TASK TO CARRY OUT ::
Every entry in the data is to be written out exactly; no picture belongs in the copy.

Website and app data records
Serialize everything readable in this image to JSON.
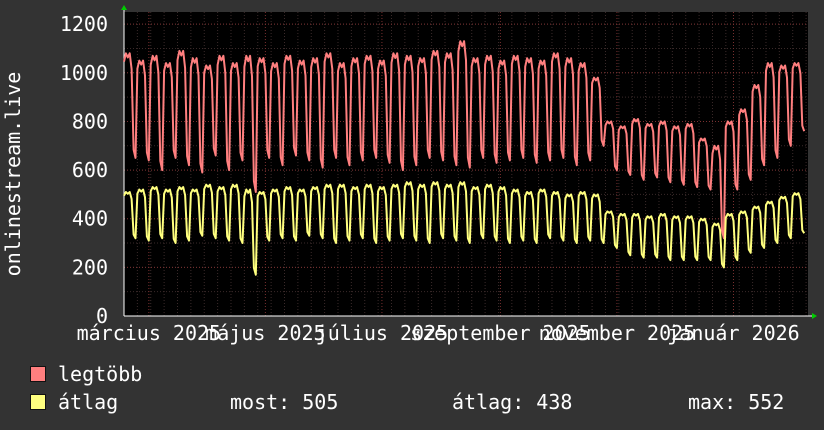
{
  "chart_data": {
    "type": "line",
    "ylabel": "onlinestream.live",
    "ylim": [
      0,
      1250
    ],
    "yticks": [
      0,
      200,
      400,
      600,
      800,
      1000,
      1200
    ],
    "xlim": [
      "2025-02-16",
      "2026-02-09"
    ],
    "xticks": [
      {
        "label": "március 2025",
        "date": "2025-03-01"
      },
      {
        "label": "május 2025",
        "date": "2025-05-01"
      },
      {
        "label": "július 2025",
        "date": "2025-07-01"
      },
      {
        "label": "szeptember 2025",
        "date": "2025-09-01"
      },
      {
        "label": "november 2025",
        "date": "2025-11-01"
      },
      {
        "label": "január 2026",
        "date": "2026-01-01"
      }
    ],
    "grid": true,
    "series": [
      {
        "name": "legtöbb",
        "color": "#ff7f7f",
        "x": [
          "2025-02-16",
          "2025-02-23",
          "2025-03-02",
          "2025-03-09",
          "2025-03-16",
          "2025-03-23",
          "2025-03-30",
          "2025-04-06",
          "2025-04-13",
          "2025-04-20",
          "2025-04-27",
          "2025-05-04",
          "2025-05-11",
          "2025-05-18",
          "2025-05-25",
          "2025-06-01",
          "2025-06-08",
          "2025-06-15",
          "2025-06-22",
          "2025-06-29",
          "2025-07-06",
          "2025-07-13",
          "2025-07-20",
          "2025-07-27",
          "2025-08-03",
          "2025-08-10",
          "2025-08-17",
          "2025-08-24",
          "2025-08-31",
          "2025-09-07",
          "2025-09-14",
          "2025-09-21",
          "2025-09-28",
          "2025-10-05",
          "2025-10-12",
          "2025-10-19",
          "2025-10-26",
          "2025-11-02",
          "2025-11-09",
          "2025-11-16",
          "2025-11-23",
          "2025-11-30",
          "2025-12-07",
          "2025-12-14",
          "2025-12-21",
          "2025-12-28",
          "2026-01-04",
          "2026-01-11",
          "2026-01-18",
          "2026-01-25",
          "2026-02-01"
        ],
        "high": [
          1080,
          1050,
          1070,
          1040,
          1090,
          1060,
          1030,
          1070,
          1040,
          1070,
          1060,
          1040,
          1070,
          1050,
          1060,
          1080,
          1040,
          1060,
          1070,
          1050,
          1080,
          1070,
          1060,
          1090,
          1080,
          1130,
          1060,
          1070,
          1050,
          1070,
          1060,
          1050,
          1080,
          1060,
          1040,
          980,
          800,
          780,
          810,
          790,
          800,
          780,
          790,
          730,
          700,
          800,
          850,
          950,
          1040,
          1030,
          1040
        ],
        "low": [
          650,
          640,
          600,
          650,
          620,
          590,
          660,
          600,
          640,
          510,
          650,
          620,
          660,
          640,
          610,
          650,
          620,
          640,
          650,
          630,
          600,
          620,
          650,
          640,
          620,
          610,
          650,
          630,
          640,
          650,
          630,
          640,
          650,
          620,
          640,
          700,
          600,
          580,
          560,
          570,
          550,
          540,
          530,
          520,
          320,
          520,
          560,
          620,
          650,
          700,
          760
        ]
      },
      {
        "name": "átlag",
        "color": "#ffff7f",
        "x": [
          "2025-02-16",
          "2025-02-23",
          "2025-03-02",
          "2025-03-09",
          "2025-03-16",
          "2025-03-23",
          "2025-03-30",
          "2025-04-06",
          "2025-04-13",
          "2025-04-20",
          "2025-04-27",
          "2025-05-04",
          "2025-05-11",
          "2025-05-18",
          "2025-05-25",
          "2025-06-01",
          "2025-06-08",
          "2025-06-15",
          "2025-06-22",
          "2025-06-29",
          "2025-07-06",
          "2025-07-13",
          "2025-07-20",
          "2025-07-27",
          "2025-08-03",
          "2025-08-10",
          "2025-08-17",
          "2025-08-24",
          "2025-08-31",
          "2025-09-07",
          "2025-09-14",
          "2025-09-21",
          "2025-09-28",
          "2025-10-05",
          "2025-10-12",
          "2025-10-19",
          "2025-10-26",
          "2025-11-02",
          "2025-11-09",
          "2025-11-16",
          "2025-11-23",
          "2025-11-30",
          "2025-12-07",
          "2025-12-14",
          "2025-12-21",
          "2025-12-28",
          "2026-01-04",
          "2026-01-11",
          "2026-01-18",
          "2026-01-25",
          "2026-02-01"
        ],
        "high": [
          510,
          520,
          530,
          520,
          530,
          520,
          540,
          530,
          540,
          520,
          510,
          520,
          530,
          520,
          530,
          540,
          540,
          530,
          540,
          530,
          540,
          550,
          540,
          550,
          540,
          550,
          530,
          540,
          530,
          520,
          510,
          520,
          510,
          500,
          510,
          500,
          430,
          420,
          420,
          410,
          420,
          410,
          410,
          400,
          380,
          420,
          430,
          450,
          470,
          490,
          505
        ],
        "low": [
          320,
          310,
          320,
          300,
          310,
          330,
          320,
          310,
          300,
          170,
          310,
          320,
          310,
          330,
          320,
          300,
          310,
          320,
          300,
          310,
          320,
          310,
          300,
          320,
          310,
          300,
          320,
          310,
          300,
          310,
          300,
          320,
          310,
          300,
          310,
          300,
          280,
          250,
          240,
          240,
          230,
          230,
          230,
          230,
          200,
          230,
          260,
          280,
          300,
          320,
          340
        ]
      }
    ]
  },
  "legend": [
    {
      "label": "legtöbb",
      "color": "#ff7f7f"
    },
    {
      "label": "átlag",
      "color": "#ffff7f"
    }
  ],
  "stats": {
    "current": "most: 505",
    "average": "átlag: 438",
    "max": "max: 552"
  }
}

TASK OUTPUT ::
Serialize everything readable in this image to JSON.
{
  "chart_data": {
    "type": "line",
    "ylabel": "onlinestream.live",
    "ylim": [
      0,
      1250
    ],
    "yticks": [
      0,
      200,
      400,
      600,
      800,
      1000,
      1200
    ],
    "xlim": [
      "2025-02-16",
      "2026-02-09"
    ],
    "xticks": [
      {
        "label": "március 2025",
        "date": "2025-03-01"
      },
      {
        "label": "május 2025",
        "date": "2025-05-01"
      },
      {
        "label": "július 2025",
        "date": "2025-07-01"
      },
      {
        "label": "szeptember 2025",
        "date": "2025-09-01"
      },
      {
        "label": "november 2025",
        "date": "2025-11-01"
      },
      {
        "label": "január 2026",
        "date": "2026-01-01"
      }
    ],
    "grid": true,
    "series": [
      {
        "name": "legtöbb",
        "color": "#ff7f7f",
        "x": [
          "2025-02-16",
          "2025-02-23",
          "2025-03-02",
          "2025-03-09",
          "2025-03-16",
          "2025-03-23",
          "2025-03-30",
          "2025-04-06",
          "2025-04-13",
          "2025-04-20",
          "2025-04-27",
          "2025-05-04",
          "2025-05-11",
          "2025-05-18",
          "2025-05-25",
          "2025-06-01",
          "2025-06-08",
          "2025-06-15",
          "2025-06-22",
          "2025-06-29",
          "2025-07-06",
          "2025-07-13",
          "2025-07-20",
          "2025-07-27",
          "2025-08-03",
          "2025-08-10",
          "2025-08-17",
          "2025-08-24",
          "2025-08-31",
          "2025-09-07",
          "2025-09-14",
          "2025-09-21",
          "2025-09-28",
          "2025-10-05",
          "2025-10-12",
          "2025-10-19",
          "2025-10-26",
          "2025-11-02",
          "2025-11-09",
          "2025-11-16",
          "2025-11-23",
          "2025-11-30",
          "2025-12-07",
          "2025-12-14",
          "2025-12-21",
          "2025-12-28",
          "2026-01-04",
          "2026-01-11",
          "2026-01-18",
          "2026-01-25",
          "2026-02-01"
        ],
        "high": [
          1080,
          1050,
          1070,
          1040,
          1090,
          1060,
          1030,
          1070,
          1040,
          1070,
          1060,
          1040,
          1070,
          1050,
          1060,
          1080,
          1040,
          1060,
          1070,
          1050,
          1080,
          1070,
          1060,
          1090,
          1080,
          1130,
          1060,
          1070,
          1050,
          1070,
          1060,
          1050,
          1080,
          1060,
          1040,
          980,
          800,
          780,
          810,
          790,
          800,
          780,
          790,
          730,
          700,
          800,
          850,
          950,
          1040,
          1030,
          1040
        ],
        "low": [
          650,
          640,
          600,
          650,
          620,
          590,
          660,
          600,
          640,
          510,
          650,
          620,
          660,
          640,
          610,
          650,
          620,
          640,
          650,
          630,
          600,
          620,
          650,
          640,
          620,
          610,
          650,
          630,
          640,
          650,
          630,
          640,
          650,
          620,
          640,
          700,
          600,
          580,
          560,
          570,
          550,
          540,
          530,
          520,
          320,
          520,
          560,
          620,
          650,
          700,
          760
        ]
      },
      {
        "name": "átlag",
        "color": "#ffff7f",
        "x": [
          "2025-02-16",
          "2025-02-23",
          "2025-03-02",
          "2025-03-09",
          "2025-03-16",
          "2025-03-23",
          "2025-03-30",
          "2025-04-06",
          "2025-04-13",
          "2025-04-20",
          "2025-04-27",
          "2025-05-04",
          "2025-05-11",
          "2025-05-18",
          "2025-05-25",
          "2025-06-01",
          "2025-06-08",
          "2025-06-15",
          "2025-06-22",
          "2025-06-29",
          "2025-07-06",
          "2025-07-13",
          "2025-07-20",
          "2025-07-27",
          "2025-08-03",
          "2025-08-10",
          "2025-08-17",
          "2025-08-24",
          "2025-08-31",
          "2025-09-07",
          "2025-09-14",
          "2025-09-21",
          "2025-09-28",
          "2025-10-05",
          "2025-10-12",
          "2025-10-19",
          "2025-10-26",
          "2025-11-02",
          "2025-11-09",
          "2025-11-16",
          "2025-11-23",
          "2025-11-30",
          "2025-12-07",
          "2025-12-14",
          "2025-12-21",
          "2025-12-28",
          "2026-01-04",
          "2026-01-11",
          "2026-01-18",
          "2026-01-25",
          "2026-02-01"
        ],
        "high": [
          510,
          520,
          530,
          520,
          530,
          520,
          540,
          530,
          540,
          520,
          510,
          520,
          530,
          520,
          530,
          540,
          540,
          530,
          540,
          530,
          540,
          550,
          540,
          550,
          540,
          550,
          530,
          540,
          530,
          520,
          510,
          520,
          510,
          500,
          510,
          500,
          430,
          420,
          420,
          410,
          420,
          410,
          410,
          400,
          380,
          420,
          430,
          450,
          470,
          490,
          505
        ],
        "low": [
          320,
          310,
          320,
          300,
          310,
          330,
          320,
          310,
          300,
          170,
          310,
          320,
          310,
          330,
          320,
          300,
          310,
          320,
          300,
          310,
          320,
          310,
          300,
          320,
          310,
          300,
          320,
          310,
          300,
          310,
          300,
          320,
          310,
          300,
          310,
          300,
          280,
          250,
          240,
          240,
          230,
          230,
          230,
          230,
          200,
          230,
          260,
          280,
          300,
          320,
          340
        ]
      }
    ]
  },
  "legend": [
    {
      "label": "legtöbb",
      "color": "#ff7f7f"
    },
    {
      "label": "átlag",
      "color": "#ffff7f"
    }
  ],
  "stats": {
    "current": "most: 505",
    "average": "átlag: 438",
    "max": "max: 552"
  }
}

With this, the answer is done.